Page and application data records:
§

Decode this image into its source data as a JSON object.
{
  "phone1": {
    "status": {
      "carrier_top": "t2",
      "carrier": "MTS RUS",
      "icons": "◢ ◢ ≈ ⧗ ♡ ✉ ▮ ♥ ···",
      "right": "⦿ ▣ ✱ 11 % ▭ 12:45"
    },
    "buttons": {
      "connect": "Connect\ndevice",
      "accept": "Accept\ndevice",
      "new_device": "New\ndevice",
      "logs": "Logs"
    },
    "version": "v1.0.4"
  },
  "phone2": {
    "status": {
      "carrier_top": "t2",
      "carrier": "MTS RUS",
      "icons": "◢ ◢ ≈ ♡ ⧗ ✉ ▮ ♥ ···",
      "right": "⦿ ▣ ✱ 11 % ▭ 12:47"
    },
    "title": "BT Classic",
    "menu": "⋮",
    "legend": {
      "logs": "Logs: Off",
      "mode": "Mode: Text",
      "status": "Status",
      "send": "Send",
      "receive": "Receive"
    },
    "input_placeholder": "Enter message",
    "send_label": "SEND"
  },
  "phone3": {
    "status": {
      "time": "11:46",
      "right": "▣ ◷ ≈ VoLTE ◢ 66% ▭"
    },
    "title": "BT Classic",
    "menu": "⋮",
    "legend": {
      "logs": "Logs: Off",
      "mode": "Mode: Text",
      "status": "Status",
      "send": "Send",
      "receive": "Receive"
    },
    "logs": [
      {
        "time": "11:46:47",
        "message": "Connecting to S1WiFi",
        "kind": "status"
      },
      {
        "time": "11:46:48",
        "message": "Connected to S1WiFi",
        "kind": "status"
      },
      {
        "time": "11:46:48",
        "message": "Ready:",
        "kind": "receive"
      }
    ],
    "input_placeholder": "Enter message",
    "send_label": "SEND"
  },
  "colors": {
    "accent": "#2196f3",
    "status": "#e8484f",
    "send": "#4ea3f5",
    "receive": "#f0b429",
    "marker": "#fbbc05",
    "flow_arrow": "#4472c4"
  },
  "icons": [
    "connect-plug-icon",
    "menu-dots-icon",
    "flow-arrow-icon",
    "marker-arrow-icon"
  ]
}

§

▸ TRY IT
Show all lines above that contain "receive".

▸ SOLUTION TO THE PROBLEM
      "receive": "Receive"
      "receive": "Receive"
        "kind": "receive"
    "receive": "#f0b429",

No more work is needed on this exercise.